▶ _SUPPLIED RECORDS_:
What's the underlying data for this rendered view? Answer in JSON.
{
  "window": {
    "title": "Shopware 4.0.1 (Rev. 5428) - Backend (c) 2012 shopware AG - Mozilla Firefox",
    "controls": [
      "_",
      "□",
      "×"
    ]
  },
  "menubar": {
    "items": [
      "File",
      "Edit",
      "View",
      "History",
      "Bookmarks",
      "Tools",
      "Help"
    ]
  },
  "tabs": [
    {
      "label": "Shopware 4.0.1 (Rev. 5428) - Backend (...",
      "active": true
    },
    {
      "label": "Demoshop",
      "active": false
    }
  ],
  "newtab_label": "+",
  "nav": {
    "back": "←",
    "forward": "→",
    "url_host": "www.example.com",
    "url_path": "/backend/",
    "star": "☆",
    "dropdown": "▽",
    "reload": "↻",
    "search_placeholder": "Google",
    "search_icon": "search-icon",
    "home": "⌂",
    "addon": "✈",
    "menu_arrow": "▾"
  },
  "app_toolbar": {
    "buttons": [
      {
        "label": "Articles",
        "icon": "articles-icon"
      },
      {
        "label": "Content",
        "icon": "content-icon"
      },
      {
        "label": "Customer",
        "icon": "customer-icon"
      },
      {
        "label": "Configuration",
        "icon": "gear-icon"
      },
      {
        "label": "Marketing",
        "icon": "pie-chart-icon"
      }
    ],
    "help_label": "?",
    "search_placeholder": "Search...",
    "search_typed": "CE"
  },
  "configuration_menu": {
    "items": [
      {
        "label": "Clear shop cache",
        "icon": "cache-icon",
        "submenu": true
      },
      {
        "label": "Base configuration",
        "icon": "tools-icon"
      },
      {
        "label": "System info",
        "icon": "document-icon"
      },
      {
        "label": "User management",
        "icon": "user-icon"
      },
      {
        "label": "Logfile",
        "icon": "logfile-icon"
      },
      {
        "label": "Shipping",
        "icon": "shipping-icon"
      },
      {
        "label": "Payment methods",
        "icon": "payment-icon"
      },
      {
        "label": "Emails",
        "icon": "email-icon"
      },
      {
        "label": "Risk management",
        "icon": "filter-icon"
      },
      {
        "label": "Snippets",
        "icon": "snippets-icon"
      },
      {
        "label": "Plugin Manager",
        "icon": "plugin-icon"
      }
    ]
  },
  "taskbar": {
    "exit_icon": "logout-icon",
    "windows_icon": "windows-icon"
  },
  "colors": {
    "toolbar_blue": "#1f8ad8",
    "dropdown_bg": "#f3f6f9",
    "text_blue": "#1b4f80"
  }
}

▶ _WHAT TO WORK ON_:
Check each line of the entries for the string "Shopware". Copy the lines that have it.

▶ _EXPECTED ANSWER_:
    "title": "Shopware 4.0.1 (Rev. 5428) - Backend (c) 2012 shopware AG - Mozilla Firefox",
      "label": "Shopware 4.0.1 (Rev. 5428) - Backend (...",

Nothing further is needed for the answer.